NORMAN — It’s been a long week for Oklahoma. Last Saturday’s loss to Kansas State showed that problems exist. The days since have been a probe to see what can be fixed and what can’t.
It’s not something any team wants to go through.
“Hopefully, this weekend’s loss was like a slap in the face to wake everybody up. To say, ‘Hey, we’re not as good as everyone said we were,’” defensive lineman David King said. “We need to pick our level of play or we’re gonna get beat.”
This isn’t the first time the Sooners have felt that sting from that kind of smack. Dating back to last season, they’ve lost four of their last 10 games.
OU coach Bob Stoops started making some serious changes after the 2011 regular season ended because he questioned the character of some of the players.
Thus far, he hasn’t hinted that character is an issue with this team.
“I thought our team played hard. I thought they prepared well. They worked hard through the two weeks leading up to it,” he said. “We have to take what’s positive, continue to build on it and have a good attitude. Our guys will.”
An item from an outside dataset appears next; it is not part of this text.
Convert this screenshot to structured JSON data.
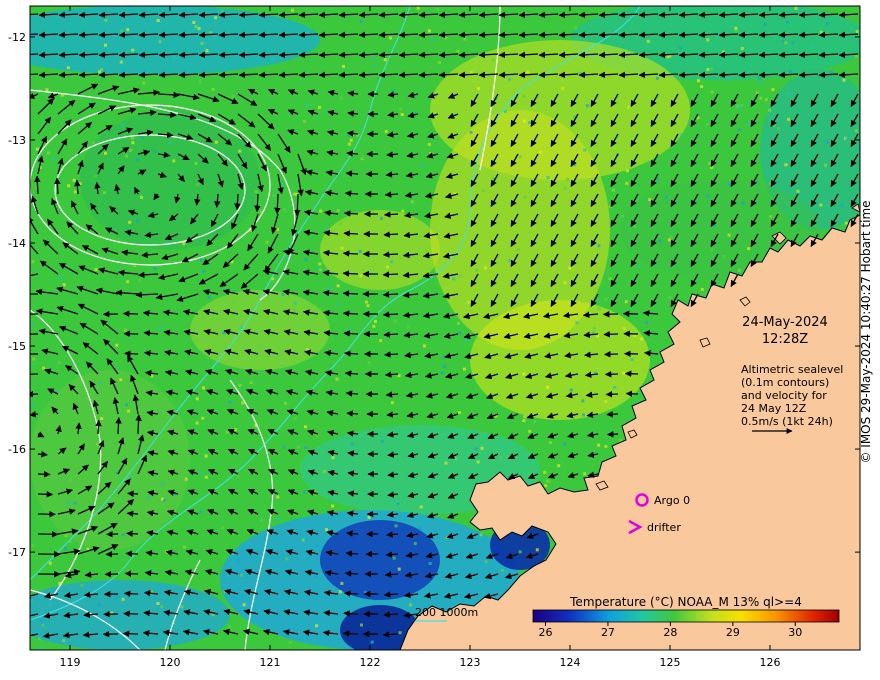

But they didn’t last season. The Sooners started to splinter once they lost to Texas Tech in the season’s seventh game. A lot of fingers were pointed, and the Sooners never really came back from it. They were a fractured team when the season ended.
It happens at most places. You never really know what kind of character a team has until the trials and tribulations of the season start rolling in. Some teams close ranks around each other. The majority spread into factions, and some literally implode.
Quarterback Landry Jones hasn’t dodged any of the blame from the Kansas State loss. He’s freely owned up to his part — a fumble, an interception and a wild night throwing the ball — in the loss. Jones went so far as to say he’s “underachieved” in the first three games.
Accountability was a big word for OU going into the season, and honesty is an essential of meeting those expectations. Fans and media certainly will look to see how Jones responds from the Kansas State game.
They won’t be alone. Teammates will be paying attention, too.
“It starts with this week in practice. It’s coming in and demanding the best from us,” fullback Trey Millard said of what he expects from Jones. “It’s just moving on and focusing on some mistakes first and correcting them and continuing to correct things, just improve.”
Millard is one of the Sooners’ leaders, too. He’ll be under a microscope. So will King. The guys who’ve played the most must lead because they will be followed, whether they know it or not.
The Sooners don’t play Saturday. They have four days of practice to try to fix what was broken against Kansas State and prepare for Texas Tech. Getting any of that accomplished is positive. The one thing it can’t do is sit around and sulk.
Players talked about the path to a Big 12 championship still being navigable. A couple even mentioned a national championship. That may be a stretch.
OU needs to focus on one thing: growing tighter. A long season remains, and it can still go in any direction. The path that leads to winning the way OU’s accustomed to means buckling down when it faces adversity.
“This isn’t foreign territory for us,” Jones said. “We’ve been in this situation before, and we’re going to bounce back and we’re going to play some good football in the future.”
Saying it’s one thing. The harder part is doing it.
John ShinnFollow me @email@example.com